And yes, I have used man and men on purpose. Violence on a mass public scale is perpetrated almost entirely by men and boys. Please don't misunderstand me; I'm not saying all men are to blame or that men are solely to blame. As a society we seem to be failing some boys -- they're not maturing, they're not going to college as much as they used to, they're not getting jobs or getting married or getting out of the house or even progressing. They're not getting help for mental illness. They're not emotionally and mentally mature enough to handle the difficulties that are part of every human life. What happened? What needs to change?

Mental health may have been an issue in the shooting. Former employers said he was deeply unhappy, angry and looking for reasons to be offended. While the getaway, the camera, the police chase and the tweeting don't indicate someone who was typically "out of it," mental illness takes on a variety of forms. Regardless, the way this country handles mental health should be changed. It should not be easier to get a gun than it is to get treatment for mental illness, but as it stands today, it's not even close.

Which leads me to one more guess at one issue we need to address head-on. In a 23-page manifesto, the Virginia shooter said he was inspired by the church shooting in Charleston earlier this summer, a shooting that, as far as I can tell, was motivated by hate and willful ignorance. We have a serious problem in this country, as evidenced by the overwhelming support the Republican frontrunner for president has garnered by saying hateful and offensive things about non-whites, particularly Hispanics. His rhetoric is meant to speak to the basest emotions and instincts in human -- mistrust, dislike and fear of strangers. Whatever snapped in the Virginia shooter's head no doubt included hate and a sense of being wronged by these specific people, yes, but also a larger group. Life had not been easy for him, it sounded like, at least in part because he was difficult to work with. He may have blamed those poor experiences on others instead of seeing his own culpability.

The shooting also inspired a wave of social media conversation on fact-checking, how to cover a story when you're part of the story and where to draw the line at sharing video. In the morning, the station's footage, that started with Alison Parker on camera during an interview and ended with gunshots, screaming and the camera falling to the ground, catching a fuzzy image of a man pointing a gun, was everywhere. (General feeling: OK to show, but do so with discretion and for good reason, not to get clicks.) By mid-morning it was difficult to find.
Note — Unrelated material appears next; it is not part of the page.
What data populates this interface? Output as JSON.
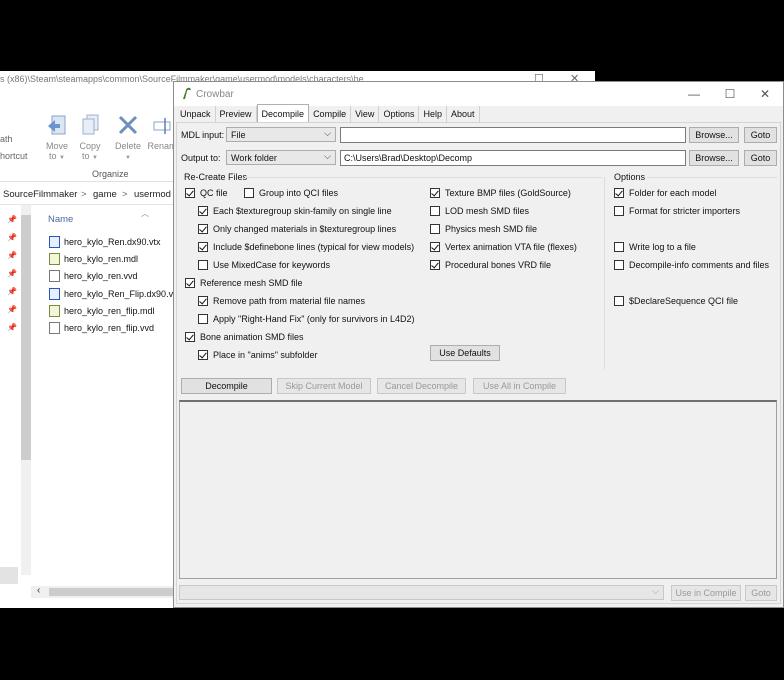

At about the same time, a video from the shooter that showed him walking up, pointing and firing, hit social media. I did not watch it. I understand it was horrifying. How could it not be? (Unanimous: There is no value to this video. Do not show it. Do not watch it.)

I hope we can somehow become a stronger nation after yet another tragedy. It is never too soon to talk about better gun laws and better application of current gun laws, but if that is all we do, which in and of itself would be a miracle, that cannot be enough. We have to look at mental health, we have to look at disparities in education and professional opportunities, we have to consider why a small but increasingly public group of boys and men are going off the rails. And we have to remember the Virginia shooter had family who lost someone they loved in a violent and horrifying way this week. It is very difficult to grieve for a man who brought so much grief and pain to innocent people, but his family likely loved him in spite of his many issues. They are hurting today too, in the same and yet very different ways as the Parker and Ward families, and yet they cannot make their grief public. We should pray for them too.

And after this long day and long screed, I need a happy smiling face.

Yup, that'll work. Here are a couple more just for fun.


  1. great post. it really is such a difficult issue and gun violence seems to be accelerating at a rate that really scares me.

  2. Heidi - as usual, you have thoughtfully handled a news story with common sense and respect. And great photography.